(Dataset rows for apps and sites)

■ ■ ■

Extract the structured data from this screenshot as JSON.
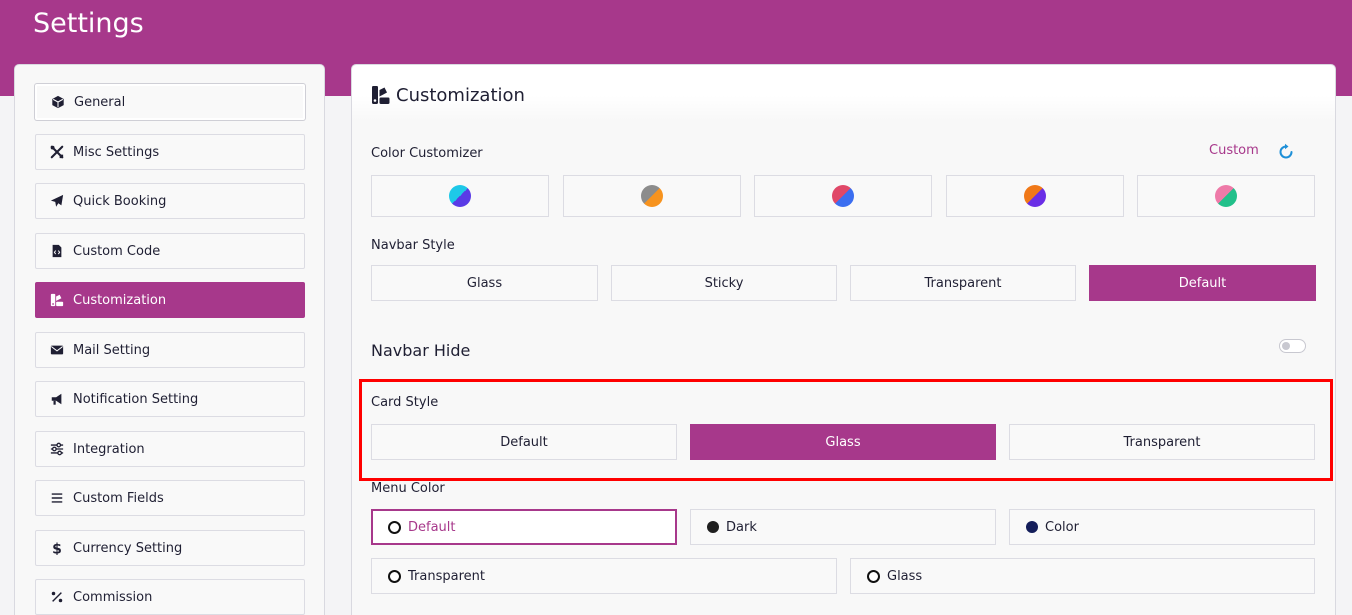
{
  "header": {
    "title": "Settings"
  },
  "sidebar": {
    "items": [
      {
        "label": "General",
        "icon": "cube-icon"
      },
      {
        "label": "Misc Settings",
        "icon": "tools-icon"
      },
      {
        "label": "Quick Booking",
        "icon": "paper-plane-icon"
      },
      {
        "label": "Custom Code",
        "icon": "code-file-icon"
      },
      {
        "label": "Customization",
        "icon": "swatchbook-icon",
        "active": true
      },
      {
        "label": "Mail Setting",
        "icon": "envelope-icon"
      },
      {
        "label": "Notification Setting",
        "icon": "megaphone-icon"
      },
      {
        "label": "Integration",
        "icon": "sliders-icon"
      },
      {
        "label": "Custom Fields",
        "icon": "list-icon"
      },
      {
        "label": "Currency Setting",
        "icon": "dollar-icon"
      },
      {
        "label": "Commission",
        "icon": "percent-icon"
      }
    ]
  },
  "main": {
    "title": "Customization",
    "color_customizer": {
      "label": "Color Customizer",
      "custom_label": "Custom",
      "swatches": [
        {
          "left": "#1ec8e8",
          "right": "#5a3be6"
        },
        {
          "left": "#8c8c8c",
          "right": "#f7931e"
        },
        {
          "left": "#e04868",
          "right": "#3b6ef0"
        },
        {
          "left": "#f07818",
          "right": "#6a2ee6"
        },
        {
          "left": "#ee7aa8",
          "right": "#22c08a"
        }
      ]
    },
    "navbar_style": {
      "label": "Navbar Style",
      "options": [
        "Glass",
        "Sticky",
        "Transparent",
        "Default"
      ],
      "selected": "Default"
    },
    "navbar_hide": {
      "label": "Navbar Hide",
      "enabled": false
    },
    "card_style": {
      "label": "Card Style",
      "options": [
        "Default",
        "Glass",
        "Transparent"
      ],
      "selected": "Glass"
    },
    "menu_color": {
      "label": "Menu Color",
      "options": [
        "Default",
        "Dark",
        "Color",
        "Transparent",
        "Glass"
      ],
      "selected": "Default"
    }
  },
  "colors": {
    "accent": "#a7388b",
    "highlight": "#ff0000"
  }
}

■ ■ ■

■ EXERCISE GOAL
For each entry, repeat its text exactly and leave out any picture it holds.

■ FINISHED EXERCISE
Extract the structured data from this screenshot as JSON.
{
  "header": {
    "title": "Settings"
  },
  "sidebar": {
    "items": [
      {
        "label": "General",
        "icon": "cube-icon"
      },
      {
        "label": "Misc Settings",
        "icon": "tools-icon"
      },
      {
        "label": "Quick Booking",
        "icon": "paper-plane-icon"
      },
      {
        "label": "Custom Code",
        "icon": "code-file-icon"
      },
      {
        "label": "Customization",
        "icon": "swatchbook-icon",
        "active": true
      },
      {
        "label": "Mail Setting",
        "icon": "envelope-icon"
      },
      {
        "label": "Notification Setting",
        "icon": "megaphone-icon"
      },
      {
        "label": "Integration",
        "icon": "sliders-icon"
      },
      {
        "label": "Custom Fields",
        "icon": "list-icon"
      },
      {
        "label": "Currency Setting",
        "icon": "dollar-icon"
      },
      {
        "label": "Commission",
        "icon": "percent-icon"
      }
    ]
  },
  "main": {
    "title": "Customization",
    "color_customizer": {
      "label": "Color Customizer",
      "custom_label": "Custom",
      "swatches": [
        {
          "left": "#1ec8e8",
          "right": "#5a3be6"
        },
        {
          "left": "#8c8c8c",
          "right": "#f7931e"
        },
        {
          "left": "#e04868",
          "right": "#3b6ef0"
        },
        {
          "left": "#f07818",
          "right": "#6a2ee6"
        },
        {
          "left": "#ee7aa8",
          "right": "#22c08a"
        }
      ]
    },
    "navbar_style": {
      "label": "Navbar Style",
      "options": [
        "Glass",
        "Sticky",
        "Transparent",
        "Default"
      ],
      "selected": "Default"
    },
    "navbar_hide": {
      "label": "Navbar Hide",
      "enabled": false
    },
    "card_style": {
      "label": "Card Style",
      "options": [
        "Default",
        "Glass",
        "Transparent"
      ],
      "selected": "Glass"
    },
    "menu_color": {
      "label": "Menu Color",
      "options": [
        "Default",
        "Dark",
        "Color",
        "Transparent",
        "Glass"
      ],
      "selected": "Default"
    }
  },
  "colors": {
    "accent": "#a7388b",
    "highlight": "#ff0000"
  }
}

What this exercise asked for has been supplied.